Items from a data source
Segment Open

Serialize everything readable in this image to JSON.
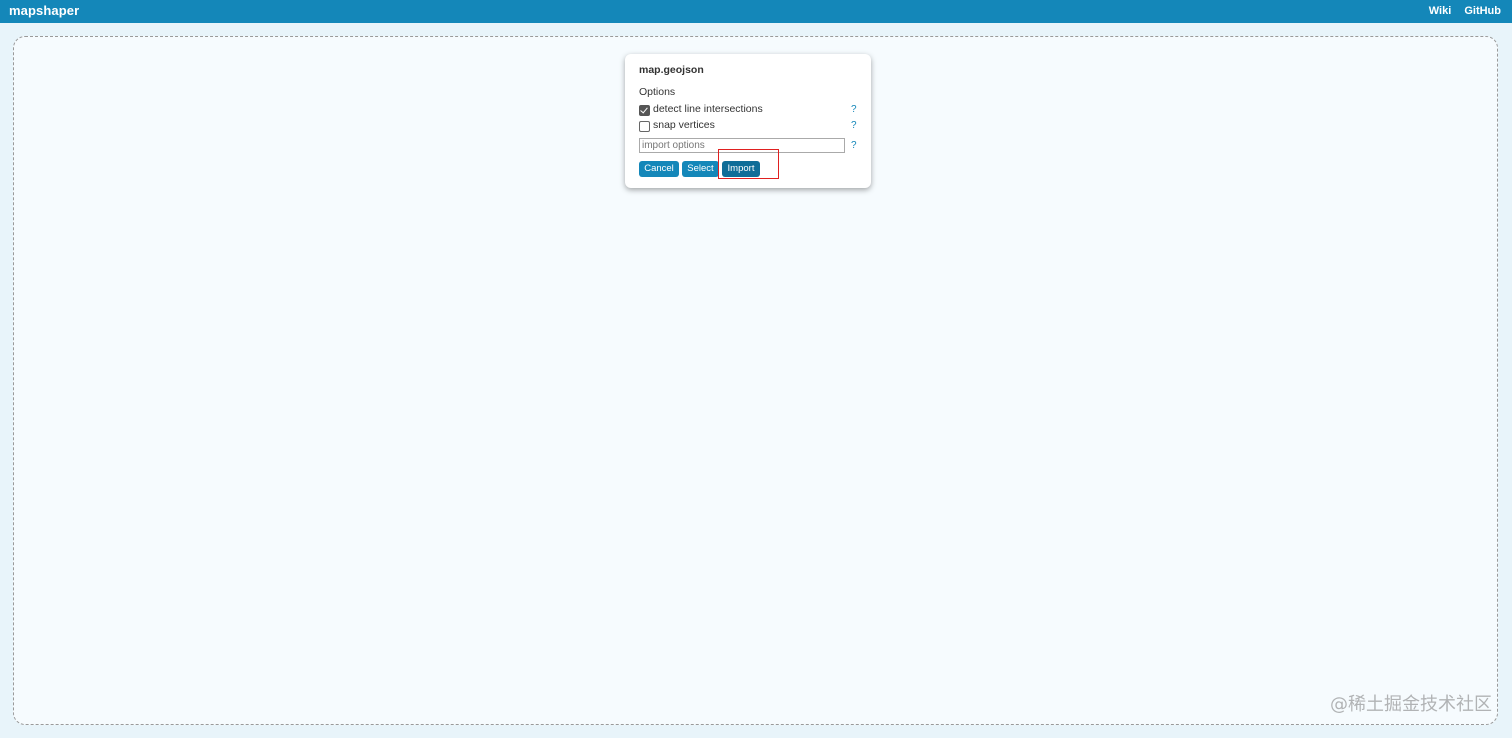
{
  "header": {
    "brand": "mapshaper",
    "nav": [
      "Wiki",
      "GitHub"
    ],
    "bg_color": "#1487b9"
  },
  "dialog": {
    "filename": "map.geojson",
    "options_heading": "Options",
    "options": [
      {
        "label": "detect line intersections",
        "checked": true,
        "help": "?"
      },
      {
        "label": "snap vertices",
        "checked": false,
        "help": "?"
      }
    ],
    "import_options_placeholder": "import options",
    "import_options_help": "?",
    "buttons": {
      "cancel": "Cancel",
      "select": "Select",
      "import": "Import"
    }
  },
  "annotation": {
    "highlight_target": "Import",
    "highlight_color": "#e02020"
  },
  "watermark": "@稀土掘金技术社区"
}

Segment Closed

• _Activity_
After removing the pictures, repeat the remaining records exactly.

• _Result of the task_
Serialize everything readable in this image to JSON.
{
  "header": {
    "brand": "mapshaper",
    "nav": [
      "Wiki",
      "GitHub"
    ],
    "bg_color": "#1487b9"
  },
  "dialog": {
    "filename": "map.geojson",
    "options_heading": "Options",
    "options": [
      {
        "label": "detect line intersections",
        "checked": true,
        "help": "?"
      },
      {
        "label": "snap vertices",
        "checked": false,
        "help": "?"
      }
    ],
    "import_options_placeholder": "import options",
    "import_options_help": "?",
    "buttons": {
      "cancel": "Cancel",
      "select": "Select",
      "import": "Import"
    }
  },
  "annotation": {
    "highlight_target": "Import",
    "highlight_color": "#e02020"
  },
  "watermark": "@稀土掘金技术社区"
}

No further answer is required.